The Fire Brigades Union and the government have failed to reach an agreement on pension contributions
Firefighters throughout the News & Mail patch are to stage a second walk-out in the space of a month on Saturday October 19, following a long-running dispute over their pension contributions.
Crews across Hampshire abandoned their watches between midday and 4pm on September 24 after the Fire Brigades Union (FBU) called for industrial action.
Surrey County Council (SCC), however, uniquely chose to draft in cover from private sector firm Specialist Group International.
And upon assembling for their 9am shifts, personnel learned that emergency calls were not being routed to the county’s fire stations, a number of which were locked down, while SCC firefighters were not be paid for the day.
With no compromise reached between the government and the FBU, a second walk-out will take place between 6.30pm and 11.30pm on Saturday.
Hampshire Fire and Rescue Service has launched the ‘Take Extra Care’ campaign (#takeextracare) which is calling for the public's help in reducing unnecessary calls during the affected hours.
The service will answer and respond to calls throughout the strike hours but are asking for assistance in easing the pressure on vital lifesaving resources.

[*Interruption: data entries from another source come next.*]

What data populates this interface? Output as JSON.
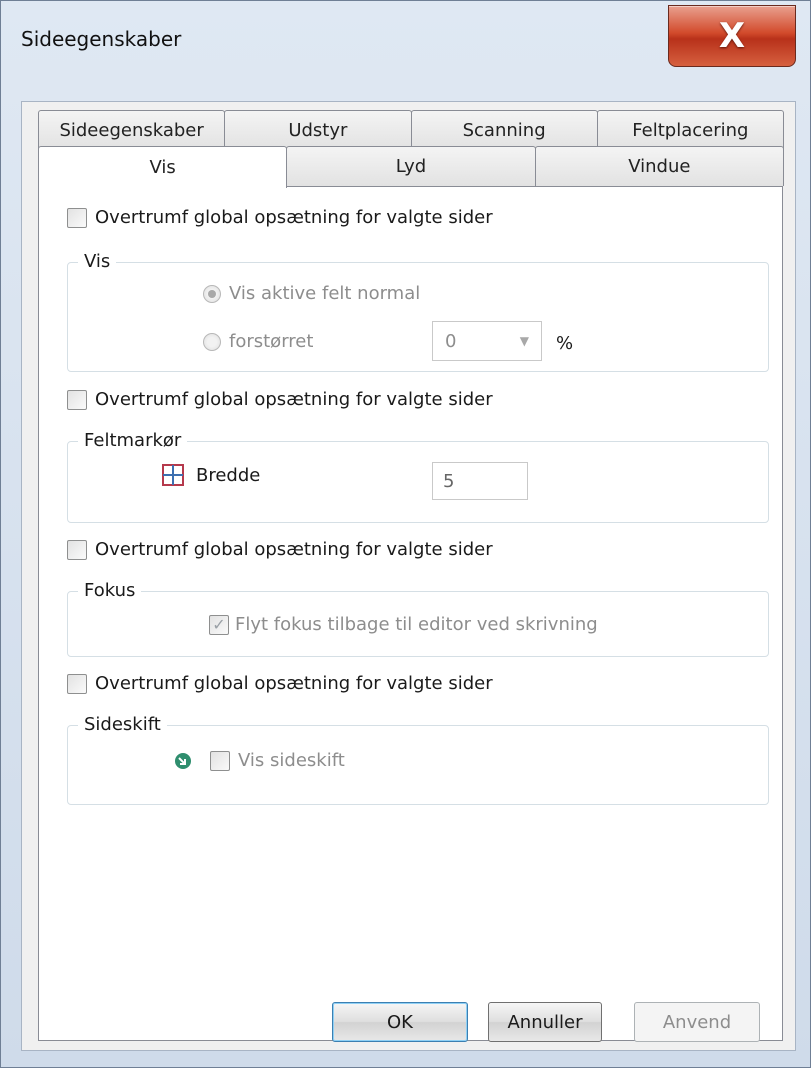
{
  "window": {
    "title": "Sideegenskaber",
    "close_glyph": "X"
  },
  "tabs": {
    "back_row": [
      "Sideegenskaber",
      "Udstyr",
      "Scanning",
      "Feltplacering"
    ],
    "front_row": [
      "Vis",
      "Lyd",
      "Vindue"
    ],
    "active": "Vis"
  },
  "override_label": "Overtrumf global opsætning for valgte sider",
  "groups": {
    "vis": {
      "label": "Vis",
      "radio_normal": "Vis aktive felt normal",
      "radio_enlarged": "forstørret",
      "zoom_value": "0",
      "percent": "%"
    },
    "feltmarkor": {
      "label": "Feltmarkør",
      "width_label": "Bredde",
      "width_value": "5"
    },
    "fokus": {
      "label": "Fokus",
      "checkbox_label": "Flyt fokus tilbage til editor ved skrivning",
      "check_glyph": "✓"
    },
    "sideskift": {
      "label": "Sideskift",
      "checkbox_label": "Vis sideskift"
    }
  },
  "buttons": {
    "ok": "OK",
    "cancel": "Annuller",
    "apply": "Anvend"
  },
  "colors": {
    "accent": "#3c7fb1",
    "close": "#c8462a",
    "disabled_text": "#8d8d8d"
  },
  "icons": [
    "close-icon",
    "grid-icon",
    "page-break-icon",
    "checkmark-icon",
    "dropdown-arrow-icon"
  ]
}
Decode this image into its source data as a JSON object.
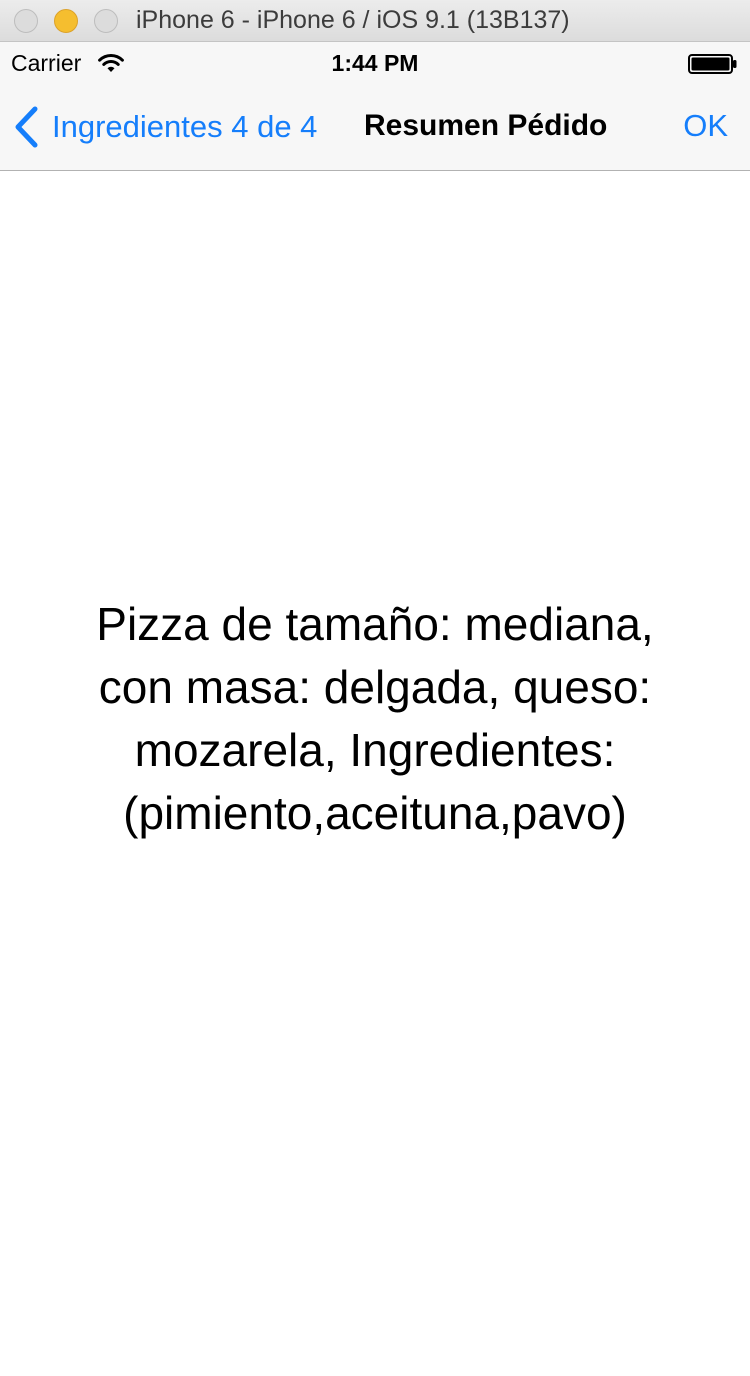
{
  "window": {
    "title": "iPhone 6 - iPhone 6 / iOS 9.1 (13B137)"
  },
  "status_bar": {
    "carrier": "Carrier",
    "time": "1:44 PM",
    "wifi_icon": "wifi-icon",
    "battery_icon": "battery-icon"
  },
  "nav": {
    "back_label": "Ingredientes 4 de 4",
    "back_icon": "chevron-left-icon",
    "title": "Resumen Pédido",
    "ok_label": "OK",
    "accent_color": "#157efb"
  },
  "content": {
    "summary": "Pizza de tamaño: mediana,\ncon masa: delgada,  queso:\nmozarela, Ingredientes:\n(pimiento,aceituna,pavo)"
  }
}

Deputy Chief Officer Dave Curry said: “We were able to retain around half of our fire cover during the last round of industrial action and our resources will again be limited tomorrow.
“While we are well prepared for the strike period, there is clearly going to be an impact on our usual response times.”
The public is being asked to only consider calling 999 where there is a genuine need for a fire engine as calls will be prioritised where life is at risk or someone needs to be rescued.
Matt Wrack, FBU general secretary, said: “We hope this second strike will mean government will be willing to discuss the full range of concerns firefighters and the public have expressed.”
Neil Odin, assistant chief officers for Hampshire Fire & Rescue, said while he was keen to reassure the public emergency calls would still be answered and responded to, there would inevitably be an impact on response times.
“We maintained a level of operational cover during the first round of action, with more than 50% of our appliances being available,” he said.
“We would, again, urge the public to be vigilant during the planned strike period to help reduce unnecessary calls and take extra precautions to prevent fires.”
He also called on the public to check smoke alarms and drive carefully to reduce the risk of serious call-outs.
A spokesman for Surrey Fire & Rescue said striking firefighters would only lose pay for the five hours of the walk-out and would otherwise be free to work as normal.